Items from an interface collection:
----

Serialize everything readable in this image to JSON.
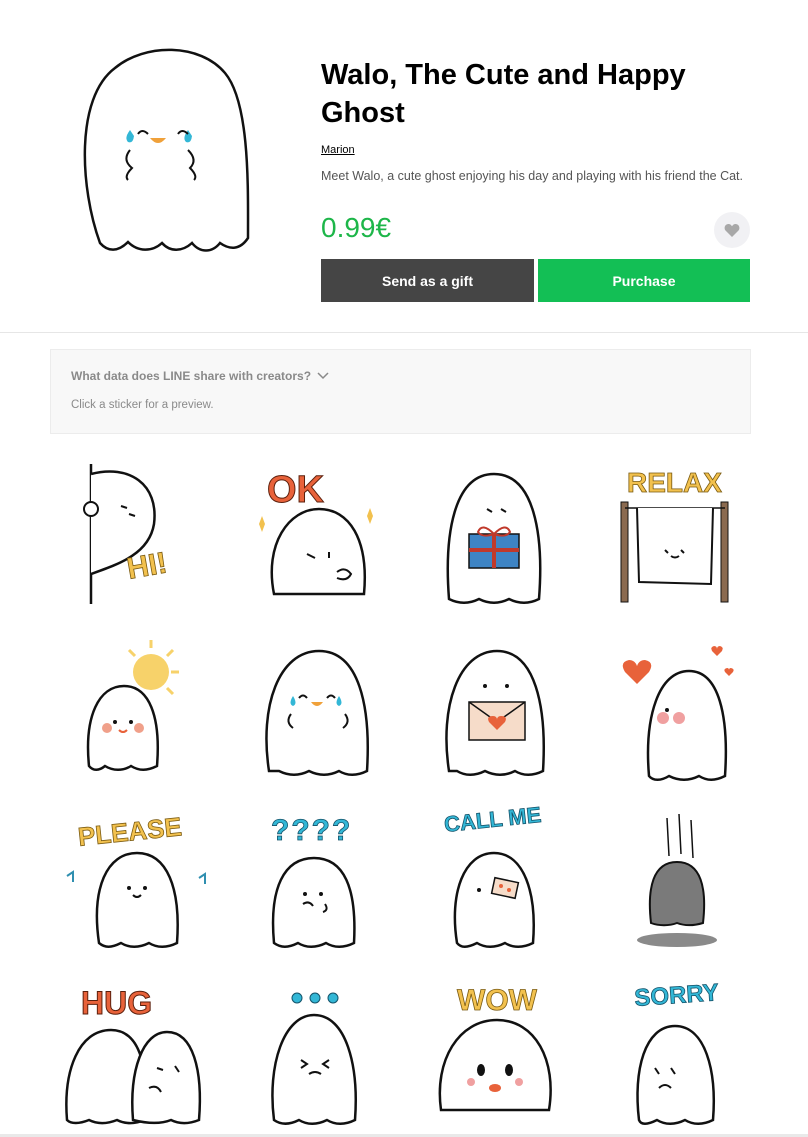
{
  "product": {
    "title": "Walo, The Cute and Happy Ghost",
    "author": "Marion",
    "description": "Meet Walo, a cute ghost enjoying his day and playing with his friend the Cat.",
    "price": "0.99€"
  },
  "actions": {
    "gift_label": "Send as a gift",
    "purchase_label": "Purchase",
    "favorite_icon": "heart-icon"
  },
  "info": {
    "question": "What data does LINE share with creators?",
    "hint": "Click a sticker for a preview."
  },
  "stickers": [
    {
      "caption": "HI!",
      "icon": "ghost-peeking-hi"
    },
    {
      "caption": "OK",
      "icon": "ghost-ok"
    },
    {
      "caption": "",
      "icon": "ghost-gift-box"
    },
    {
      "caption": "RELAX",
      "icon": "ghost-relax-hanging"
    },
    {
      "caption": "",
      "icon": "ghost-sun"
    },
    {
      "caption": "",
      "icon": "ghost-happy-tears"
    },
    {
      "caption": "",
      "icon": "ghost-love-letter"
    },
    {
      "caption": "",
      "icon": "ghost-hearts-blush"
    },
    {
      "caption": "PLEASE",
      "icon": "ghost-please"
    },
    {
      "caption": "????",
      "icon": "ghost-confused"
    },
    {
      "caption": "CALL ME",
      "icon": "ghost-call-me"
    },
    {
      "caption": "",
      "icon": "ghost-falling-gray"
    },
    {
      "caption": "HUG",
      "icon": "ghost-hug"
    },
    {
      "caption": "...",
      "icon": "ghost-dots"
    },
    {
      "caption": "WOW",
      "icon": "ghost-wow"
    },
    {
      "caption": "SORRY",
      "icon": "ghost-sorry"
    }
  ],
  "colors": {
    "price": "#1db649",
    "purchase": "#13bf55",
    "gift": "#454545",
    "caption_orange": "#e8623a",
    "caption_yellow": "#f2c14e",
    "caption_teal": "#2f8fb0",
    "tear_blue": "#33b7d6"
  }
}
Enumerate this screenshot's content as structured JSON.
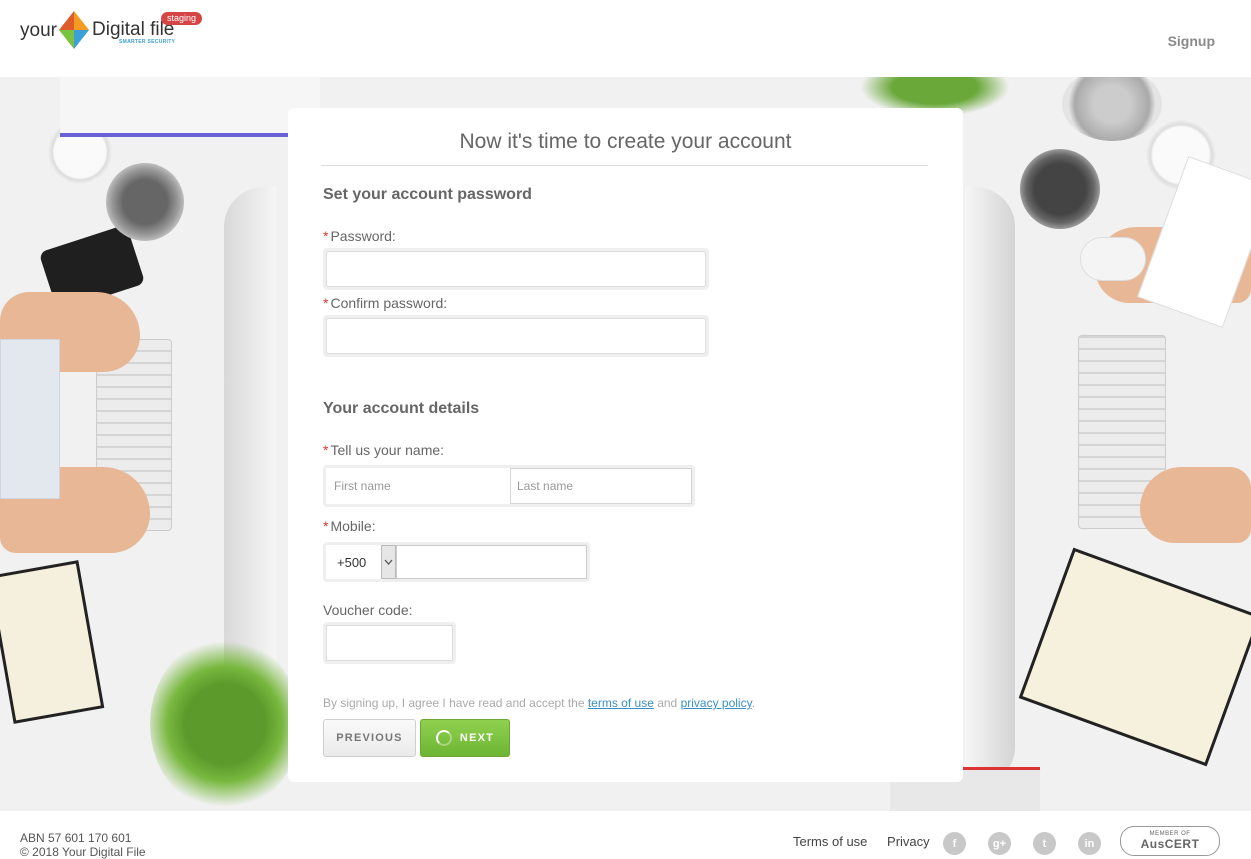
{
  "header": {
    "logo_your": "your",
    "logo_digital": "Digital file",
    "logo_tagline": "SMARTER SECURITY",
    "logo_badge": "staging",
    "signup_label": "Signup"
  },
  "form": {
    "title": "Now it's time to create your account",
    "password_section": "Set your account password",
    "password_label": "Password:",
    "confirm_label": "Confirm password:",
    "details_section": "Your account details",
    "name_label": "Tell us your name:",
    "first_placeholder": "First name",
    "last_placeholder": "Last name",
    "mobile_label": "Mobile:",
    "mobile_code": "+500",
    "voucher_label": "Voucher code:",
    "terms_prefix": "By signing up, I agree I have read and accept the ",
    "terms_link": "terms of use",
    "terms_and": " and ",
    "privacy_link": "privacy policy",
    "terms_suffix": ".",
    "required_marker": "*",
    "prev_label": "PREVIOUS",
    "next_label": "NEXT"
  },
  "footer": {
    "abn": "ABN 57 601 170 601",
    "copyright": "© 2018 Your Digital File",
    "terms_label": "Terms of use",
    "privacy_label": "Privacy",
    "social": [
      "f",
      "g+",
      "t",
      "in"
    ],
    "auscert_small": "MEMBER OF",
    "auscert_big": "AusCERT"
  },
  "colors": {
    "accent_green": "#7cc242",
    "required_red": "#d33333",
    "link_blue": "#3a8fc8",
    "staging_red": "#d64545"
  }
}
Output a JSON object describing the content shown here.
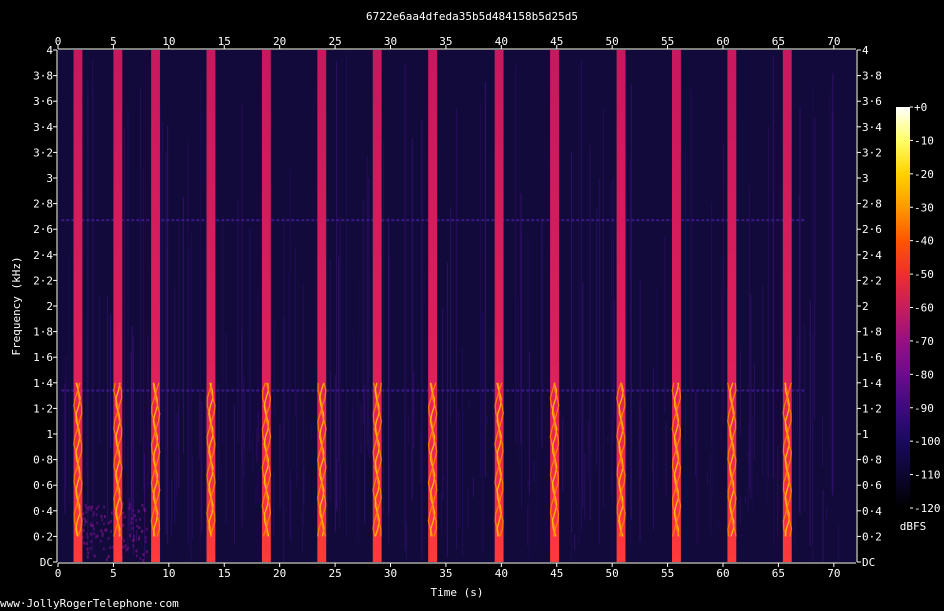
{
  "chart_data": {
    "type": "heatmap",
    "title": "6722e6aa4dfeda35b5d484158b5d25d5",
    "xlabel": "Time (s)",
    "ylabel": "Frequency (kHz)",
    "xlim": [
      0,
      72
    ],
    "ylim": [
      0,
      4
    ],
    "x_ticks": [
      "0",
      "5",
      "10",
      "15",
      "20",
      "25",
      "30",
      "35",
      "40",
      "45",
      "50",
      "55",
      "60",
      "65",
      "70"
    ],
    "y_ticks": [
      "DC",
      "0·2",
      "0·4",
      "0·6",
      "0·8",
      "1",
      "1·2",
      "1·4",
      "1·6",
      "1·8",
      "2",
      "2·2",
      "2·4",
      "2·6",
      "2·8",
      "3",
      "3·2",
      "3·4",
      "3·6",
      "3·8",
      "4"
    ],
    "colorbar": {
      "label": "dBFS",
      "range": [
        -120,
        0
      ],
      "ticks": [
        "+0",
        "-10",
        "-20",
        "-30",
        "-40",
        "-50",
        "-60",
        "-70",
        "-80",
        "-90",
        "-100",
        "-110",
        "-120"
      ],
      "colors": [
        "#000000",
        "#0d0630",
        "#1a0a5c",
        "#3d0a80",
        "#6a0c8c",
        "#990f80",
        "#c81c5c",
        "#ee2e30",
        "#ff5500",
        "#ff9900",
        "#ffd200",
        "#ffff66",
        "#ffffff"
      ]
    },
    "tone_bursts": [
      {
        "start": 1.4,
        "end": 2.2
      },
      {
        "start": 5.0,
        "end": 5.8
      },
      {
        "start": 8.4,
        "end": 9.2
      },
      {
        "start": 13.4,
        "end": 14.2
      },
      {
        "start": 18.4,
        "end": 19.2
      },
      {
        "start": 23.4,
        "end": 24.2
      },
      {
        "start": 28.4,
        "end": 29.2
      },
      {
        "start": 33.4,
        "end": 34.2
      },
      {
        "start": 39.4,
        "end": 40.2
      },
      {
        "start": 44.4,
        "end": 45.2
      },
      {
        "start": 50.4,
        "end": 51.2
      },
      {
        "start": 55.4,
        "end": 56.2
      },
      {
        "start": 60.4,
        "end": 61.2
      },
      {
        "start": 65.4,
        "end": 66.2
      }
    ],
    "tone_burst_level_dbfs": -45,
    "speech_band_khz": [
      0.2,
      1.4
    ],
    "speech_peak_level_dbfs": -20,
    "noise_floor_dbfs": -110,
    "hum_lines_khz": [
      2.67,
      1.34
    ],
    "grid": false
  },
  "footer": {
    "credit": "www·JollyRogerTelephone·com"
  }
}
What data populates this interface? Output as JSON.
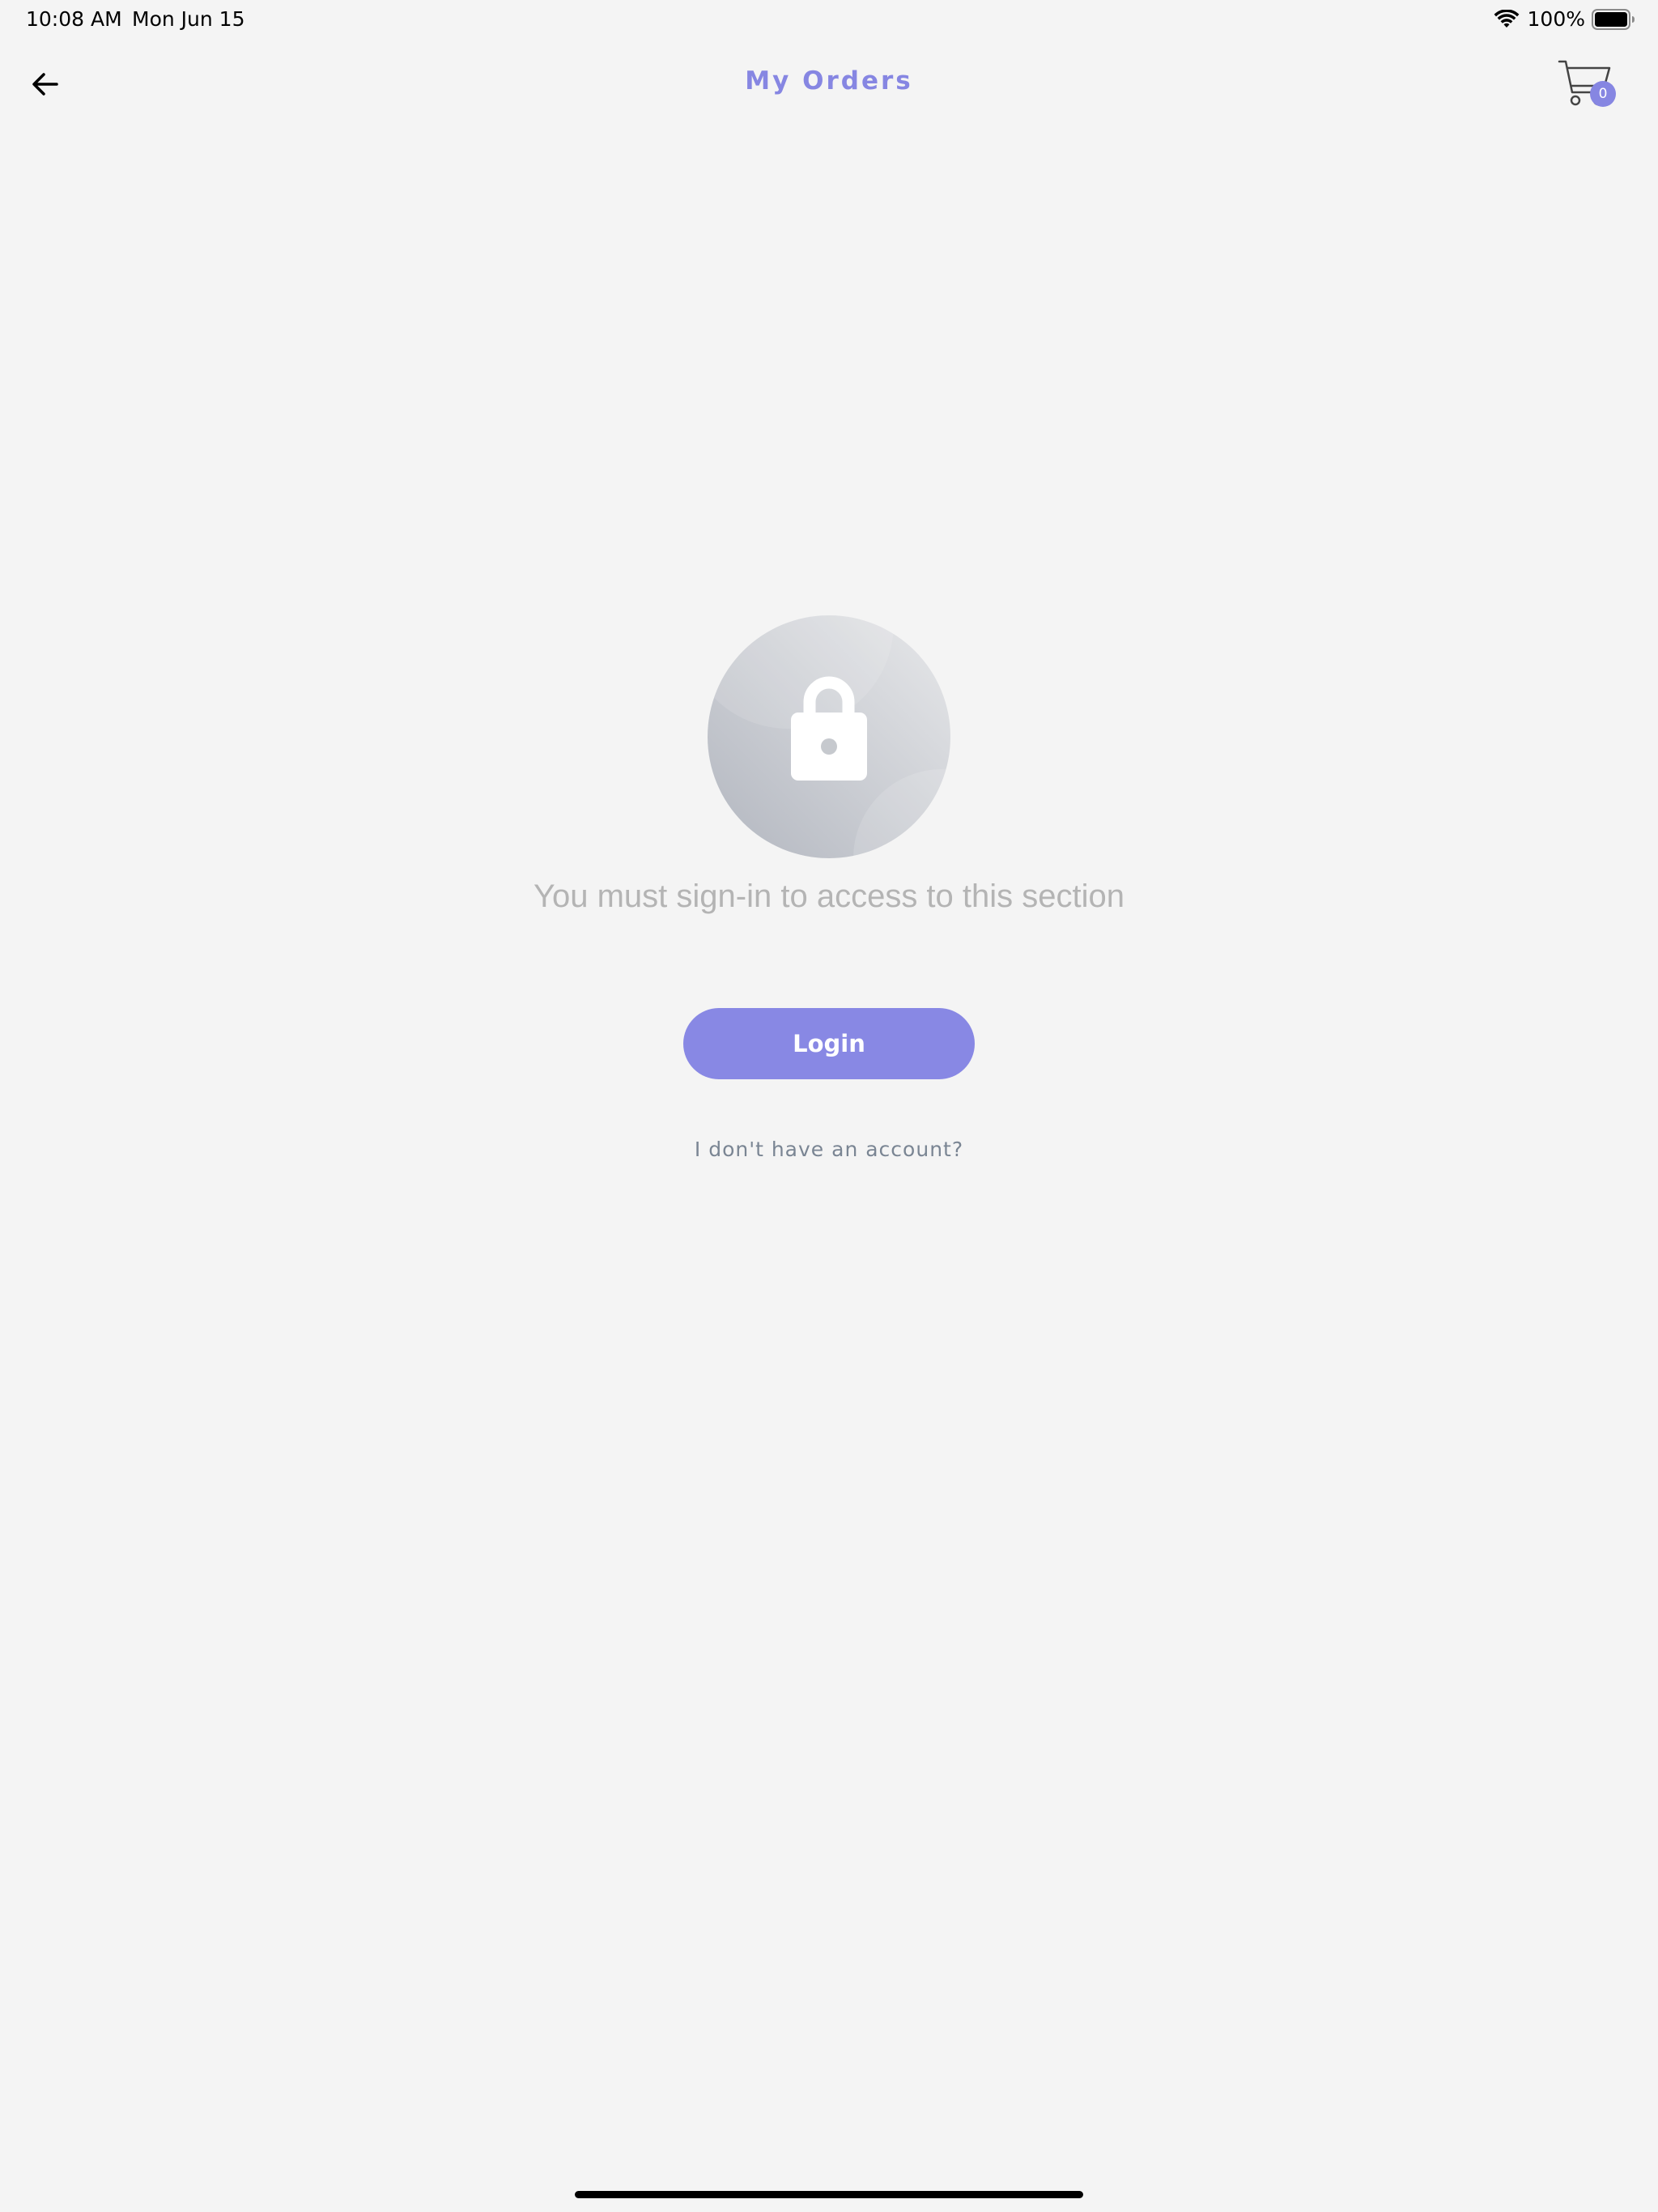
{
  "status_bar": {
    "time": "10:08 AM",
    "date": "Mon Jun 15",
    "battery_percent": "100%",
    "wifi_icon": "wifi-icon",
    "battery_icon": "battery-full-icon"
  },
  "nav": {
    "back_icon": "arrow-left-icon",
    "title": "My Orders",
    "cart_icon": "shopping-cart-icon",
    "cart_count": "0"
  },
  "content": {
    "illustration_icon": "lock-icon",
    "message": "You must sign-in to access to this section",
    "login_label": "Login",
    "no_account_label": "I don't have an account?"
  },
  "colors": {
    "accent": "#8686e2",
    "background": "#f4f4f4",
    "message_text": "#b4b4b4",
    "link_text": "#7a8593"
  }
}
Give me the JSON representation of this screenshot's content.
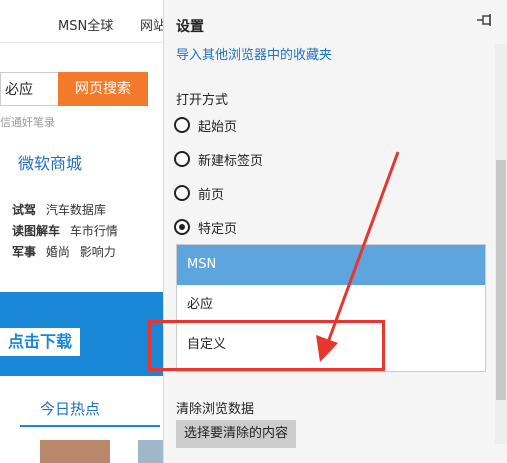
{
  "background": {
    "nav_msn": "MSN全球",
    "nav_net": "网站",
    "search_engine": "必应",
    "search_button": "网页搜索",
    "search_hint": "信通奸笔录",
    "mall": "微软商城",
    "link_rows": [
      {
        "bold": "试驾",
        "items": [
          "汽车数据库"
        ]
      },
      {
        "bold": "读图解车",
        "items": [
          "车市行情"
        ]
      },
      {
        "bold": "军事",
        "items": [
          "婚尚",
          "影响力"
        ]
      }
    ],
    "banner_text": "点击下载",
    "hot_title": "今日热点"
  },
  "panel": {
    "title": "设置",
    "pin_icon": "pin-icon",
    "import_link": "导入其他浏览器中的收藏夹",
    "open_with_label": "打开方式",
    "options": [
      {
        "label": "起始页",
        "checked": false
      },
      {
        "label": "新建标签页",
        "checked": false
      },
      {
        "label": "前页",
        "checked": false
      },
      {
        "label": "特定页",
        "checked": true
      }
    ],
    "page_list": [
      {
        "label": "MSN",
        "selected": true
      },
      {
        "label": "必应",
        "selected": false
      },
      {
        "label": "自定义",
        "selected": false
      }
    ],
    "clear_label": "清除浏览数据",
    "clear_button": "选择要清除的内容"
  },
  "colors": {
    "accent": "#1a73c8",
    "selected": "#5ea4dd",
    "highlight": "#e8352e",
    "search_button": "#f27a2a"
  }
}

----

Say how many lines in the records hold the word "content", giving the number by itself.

Reply to the task: 4